Trade between Ghana and Nigeria,which suffered a setback recently, was given a boost at the weekend when Nigerian President Olusegun Obasanjo, announced the lifting of the ban imposed on certain imports from all parts of the world.
President Obasanjo explained that the move was in the spirit and support of the Economic Community of West African States (ECOWAS) agenda.
He was speaking at the opening of the week-long West African Regional Fair, dubbed the ECOWAS fair.
Exhibitors from about nine ECOWAS countries, including Ghana,are attending the fair.
In an interview from Lagos, the Deputy Minister of Trade and Industry,Mr Kwadwo Affram-Asiedu, confirmed the lifting of the ban, which he described as good news for the country, since Nigeria constituted a large market for most Ghanaian products.
The ban,which has been in force since 2003, affected most Ghanaian exports to Nigeria, apart from salt.The products number about 100.
Specifically, the products include pharmaceuticals,rubber and plastic products, paints,cooking utensils and aluminium products.
The lifting of the ban could be said to be the outcome of high level diplomatic negotiations between the governments of Nigeria and Ghana.
Presidents J. A.Kufuor and Obasanjo, as well as their Trade and Industry ministers,and private sector representatives from commerce and industry,have participated in the negotiations at various stages.
Last month,the Nigerian government indicated her readiness to waive the ban, provided the products being exported from Ghana were manufactured by indigenous Ghanaian companies and not manufacturers' representatives registered in Ghana.
Mr Affram-Asiedu said many Ghanaian manufacturers had been waiting to enter that market,adding that “they could now penetrate the market with ease”.
He said many Ghanaian products were in high demand at the fair,but said many manufacturers could not attend for fear that their products would be denied entry.

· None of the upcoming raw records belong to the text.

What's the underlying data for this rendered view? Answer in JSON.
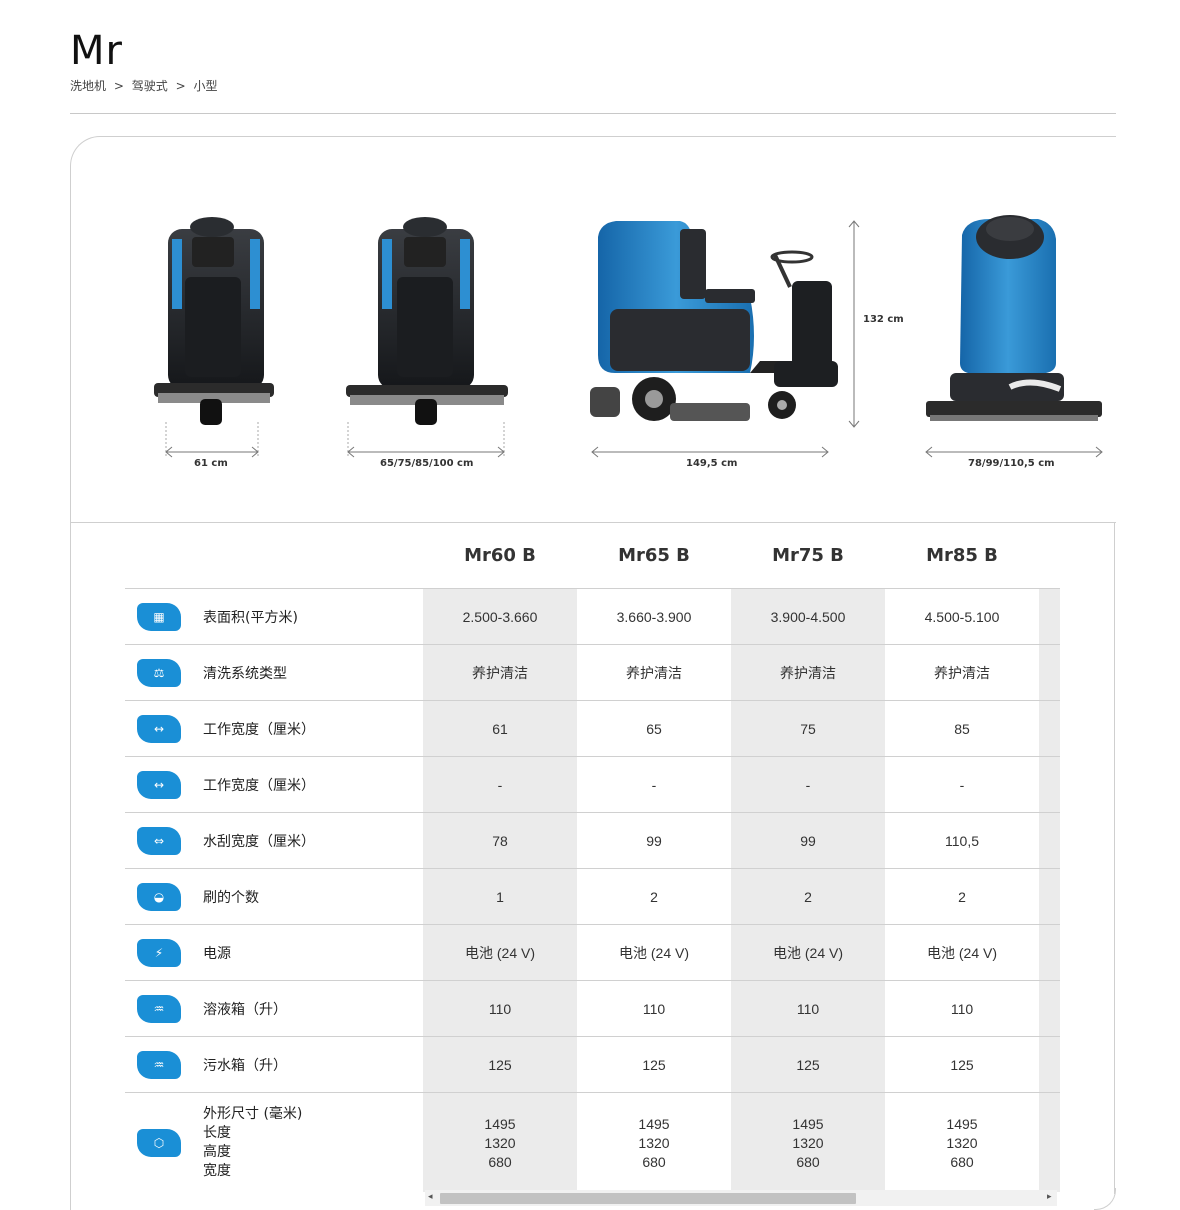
{
  "header": {
    "title": "Mr",
    "breadcrumb": [
      "洗地机",
      ">",
      "驾驶式",
      ">",
      "小型"
    ]
  },
  "images": {
    "dims": {
      "front_width": "61 cm",
      "front_deck": "65/75/85/100 cm",
      "side_length": "149,5 cm",
      "height": "132 cm",
      "rear_squeegee": "78/99/110,5 cm"
    }
  },
  "table": {
    "models": [
      "Mr60 B",
      "Mr65 B",
      "Mr75 B",
      "Mr85 B"
    ],
    "rows": [
      {
        "icon": "surface-area-icon",
        "glyph": "▦",
        "label": "表面积(平方米)",
        "values": [
          "2.500-3.660",
          "3.660-3.900",
          "3.900-4.500",
          "4.500-5.100"
        ]
      },
      {
        "icon": "cleaning-system-icon",
        "glyph": "⚖",
        "label": "清洗系统类型",
        "values": [
          "养护清洁",
          "养护清洁",
          "养护清洁",
          "养护清洁"
        ]
      },
      {
        "icon": "brush-width-icon",
        "glyph": "↔",
        "label": "工作宽度（厘米）",
        "values": [
          "61",
          "65",
          "75",
          "85"
        ]
      },
      {
        "icon": "brush-width-alt-icon",
        "glyph": "↔",
        "label": "工作宽度（厘米）",
        "values": [
          "-",
          "-",
          "-",
          "-"
        ]
      },
      {
        "icon": "squeegee-width-icon",
        "glyph": "⇔",
        "label": "水刮宽度（厘米）",
        "values": [
          "78",
          "99",
          "99",
          "110,5"
        ]
      },
      {
        "icon": "brush-count-icon",
        "glyph": "◒",
        "label": "刷的个数",
        "values": [
          "1",
          "2",
          "2",
          "2"
        ]
      },
      {
        "icon": "power-source-icon",
        "glyph": "⚡",
        "label": "电源",
        "values": [
          "电池 (24 V)",
          "电池 (24 V)",
          "电池 (24 V)",
          "电池 (24 V)"
        ]
      },
      {
        "icon": "solution-tank-icon",
        "glyph": "♒",
        "label": "溶液箱（升）",
        "values": [
          "110",
          "110",
          "110",
          "110"
        ]
      },
      {
        "icon": "recovery-tank-icon",
        "glyph": "♒",
        "label": "污水箱（升）",
        "values": [
          "125",
          "125",
          "125",
          "125"
        ]
      }
    ],
    "dimensions_row": {
      "icon": "dimensions-box-icon",
      "glyph": "⬡",
      "label_lines": [
        "外形尺寸 (毫米)",
        "长度",
        "高度",
        "宽度"
      ],
      "values": [
        [
          "1495",
          "1320",
          "680"
        ],
        [
          "1495",
          "1320",
          "680"
        ],
        [
          "1495",
          "1320",
          "680"
        ],
        [
          "1495",
          "1320",
          "680"
        ]
      ]
    }
  },
  "scrollbar": {
    "left_arrow": "◂",
    "right_arrow": "▸"
  }
}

The Executive Secretary of the Association of Ghana Industries (AGI),Mr Cletus Kosiba,said although the news was good for manufacturers,Nigeria deserved only a pat on the wrist,since it should not have imposed the ban in the first place.

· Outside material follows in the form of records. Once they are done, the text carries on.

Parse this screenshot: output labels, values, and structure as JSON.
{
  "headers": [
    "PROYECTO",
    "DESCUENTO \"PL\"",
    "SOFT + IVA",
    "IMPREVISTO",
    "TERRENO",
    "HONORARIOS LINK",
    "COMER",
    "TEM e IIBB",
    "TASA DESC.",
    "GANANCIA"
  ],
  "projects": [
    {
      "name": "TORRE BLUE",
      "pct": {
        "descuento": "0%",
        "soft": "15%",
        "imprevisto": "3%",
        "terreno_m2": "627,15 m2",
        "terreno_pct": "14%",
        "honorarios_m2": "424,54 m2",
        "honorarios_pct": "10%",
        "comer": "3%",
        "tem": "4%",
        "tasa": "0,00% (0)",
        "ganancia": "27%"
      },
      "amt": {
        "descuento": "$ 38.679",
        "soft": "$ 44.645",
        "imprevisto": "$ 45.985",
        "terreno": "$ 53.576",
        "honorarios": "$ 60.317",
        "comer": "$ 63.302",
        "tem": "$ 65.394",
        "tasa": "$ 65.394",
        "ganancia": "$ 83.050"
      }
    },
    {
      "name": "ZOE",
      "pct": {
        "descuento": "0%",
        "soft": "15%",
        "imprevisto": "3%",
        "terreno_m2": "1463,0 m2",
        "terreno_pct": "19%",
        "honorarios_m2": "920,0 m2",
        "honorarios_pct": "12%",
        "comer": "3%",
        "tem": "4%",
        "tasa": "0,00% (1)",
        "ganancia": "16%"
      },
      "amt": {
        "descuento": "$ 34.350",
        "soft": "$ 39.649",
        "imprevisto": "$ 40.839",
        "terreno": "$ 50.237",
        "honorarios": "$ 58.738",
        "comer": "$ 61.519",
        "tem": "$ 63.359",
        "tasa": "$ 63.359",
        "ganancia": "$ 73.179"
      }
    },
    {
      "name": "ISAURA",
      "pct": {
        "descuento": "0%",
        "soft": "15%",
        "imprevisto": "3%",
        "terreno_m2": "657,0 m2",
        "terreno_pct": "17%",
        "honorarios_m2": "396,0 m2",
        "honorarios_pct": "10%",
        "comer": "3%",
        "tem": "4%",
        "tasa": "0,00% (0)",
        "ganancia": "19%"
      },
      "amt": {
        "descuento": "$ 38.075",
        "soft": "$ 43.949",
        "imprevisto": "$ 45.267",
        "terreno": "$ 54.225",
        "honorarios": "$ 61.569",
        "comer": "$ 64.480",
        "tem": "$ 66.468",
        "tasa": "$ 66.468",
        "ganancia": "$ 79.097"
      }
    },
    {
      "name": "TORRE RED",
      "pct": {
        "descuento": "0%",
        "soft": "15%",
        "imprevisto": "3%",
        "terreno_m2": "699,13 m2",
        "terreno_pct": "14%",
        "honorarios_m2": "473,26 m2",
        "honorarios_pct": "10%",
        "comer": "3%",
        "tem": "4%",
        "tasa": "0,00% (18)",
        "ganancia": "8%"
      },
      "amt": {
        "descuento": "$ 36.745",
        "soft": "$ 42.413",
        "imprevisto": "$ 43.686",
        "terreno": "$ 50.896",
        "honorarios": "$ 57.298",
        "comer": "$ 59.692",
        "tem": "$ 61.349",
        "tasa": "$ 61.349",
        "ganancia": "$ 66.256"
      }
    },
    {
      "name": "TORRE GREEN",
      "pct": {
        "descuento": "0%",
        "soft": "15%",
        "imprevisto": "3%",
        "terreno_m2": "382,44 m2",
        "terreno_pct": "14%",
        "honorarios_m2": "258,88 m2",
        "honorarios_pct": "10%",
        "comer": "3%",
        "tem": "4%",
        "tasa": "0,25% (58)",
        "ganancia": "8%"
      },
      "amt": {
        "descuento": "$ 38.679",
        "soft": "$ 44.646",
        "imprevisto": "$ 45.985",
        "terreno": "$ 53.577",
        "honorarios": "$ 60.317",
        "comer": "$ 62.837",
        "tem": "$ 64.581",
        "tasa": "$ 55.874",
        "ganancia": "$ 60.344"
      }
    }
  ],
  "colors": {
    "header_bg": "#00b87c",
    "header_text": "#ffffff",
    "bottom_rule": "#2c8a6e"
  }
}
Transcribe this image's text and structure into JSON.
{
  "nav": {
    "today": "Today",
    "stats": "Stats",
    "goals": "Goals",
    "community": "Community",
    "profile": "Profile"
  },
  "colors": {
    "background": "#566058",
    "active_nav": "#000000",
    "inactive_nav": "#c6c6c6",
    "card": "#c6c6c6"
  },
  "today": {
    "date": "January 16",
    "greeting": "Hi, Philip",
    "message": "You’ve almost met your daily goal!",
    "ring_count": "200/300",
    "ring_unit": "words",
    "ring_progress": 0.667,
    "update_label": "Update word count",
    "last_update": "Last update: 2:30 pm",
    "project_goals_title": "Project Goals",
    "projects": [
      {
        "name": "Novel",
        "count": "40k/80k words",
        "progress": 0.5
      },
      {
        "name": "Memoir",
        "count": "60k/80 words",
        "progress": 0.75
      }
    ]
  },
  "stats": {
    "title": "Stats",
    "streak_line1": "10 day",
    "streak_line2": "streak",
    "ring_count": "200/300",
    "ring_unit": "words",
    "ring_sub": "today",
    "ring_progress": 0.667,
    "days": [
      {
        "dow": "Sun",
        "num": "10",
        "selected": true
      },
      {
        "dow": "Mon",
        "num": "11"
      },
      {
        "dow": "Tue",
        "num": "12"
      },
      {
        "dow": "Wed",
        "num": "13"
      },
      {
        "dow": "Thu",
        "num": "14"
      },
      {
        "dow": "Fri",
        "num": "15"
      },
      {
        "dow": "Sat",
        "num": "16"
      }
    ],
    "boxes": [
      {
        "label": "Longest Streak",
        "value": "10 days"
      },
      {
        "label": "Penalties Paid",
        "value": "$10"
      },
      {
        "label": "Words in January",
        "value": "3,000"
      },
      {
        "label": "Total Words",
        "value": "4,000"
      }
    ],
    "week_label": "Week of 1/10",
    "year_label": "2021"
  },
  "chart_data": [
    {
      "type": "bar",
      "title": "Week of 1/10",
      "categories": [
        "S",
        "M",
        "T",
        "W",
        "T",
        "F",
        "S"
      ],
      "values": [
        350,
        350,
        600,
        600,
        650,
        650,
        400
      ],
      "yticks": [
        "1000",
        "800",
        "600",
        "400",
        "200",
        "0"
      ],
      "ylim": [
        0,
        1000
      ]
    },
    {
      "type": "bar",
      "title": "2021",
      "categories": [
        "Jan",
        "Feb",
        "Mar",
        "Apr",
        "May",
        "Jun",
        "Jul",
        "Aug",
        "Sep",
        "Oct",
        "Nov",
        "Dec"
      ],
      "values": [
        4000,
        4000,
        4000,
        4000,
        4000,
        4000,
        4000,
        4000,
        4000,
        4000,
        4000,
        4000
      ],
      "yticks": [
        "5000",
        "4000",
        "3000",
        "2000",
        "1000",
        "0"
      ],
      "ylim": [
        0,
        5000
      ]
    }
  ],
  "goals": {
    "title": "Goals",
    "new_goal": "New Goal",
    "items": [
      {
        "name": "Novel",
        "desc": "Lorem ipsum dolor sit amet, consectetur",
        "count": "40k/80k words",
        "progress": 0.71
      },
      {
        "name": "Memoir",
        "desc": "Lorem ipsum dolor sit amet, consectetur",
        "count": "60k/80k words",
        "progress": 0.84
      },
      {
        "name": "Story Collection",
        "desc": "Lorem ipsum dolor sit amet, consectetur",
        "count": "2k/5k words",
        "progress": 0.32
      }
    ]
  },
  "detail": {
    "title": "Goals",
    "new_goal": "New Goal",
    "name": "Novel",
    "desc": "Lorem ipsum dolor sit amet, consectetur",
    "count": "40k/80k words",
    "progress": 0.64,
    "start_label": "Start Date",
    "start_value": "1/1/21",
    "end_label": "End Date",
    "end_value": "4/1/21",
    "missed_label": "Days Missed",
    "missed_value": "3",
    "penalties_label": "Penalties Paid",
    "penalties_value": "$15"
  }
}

That,he said,was because the ban was enforced in defiance of the ECOWAS Trade Liberalisation Scheme,which allows quota-free cross-border trade between member states.
Mr Kosiba said Ghana and Nigeria were vital catalysts of sub-regional politics and commerce and must be always seen co-operating on issues to accelerate the achievement of the regional agenda.
The AGI executive secretary expressed the hope that the lifting of the ban would not be for only the period of the fair but a permanent development to promote trade in the sub-region.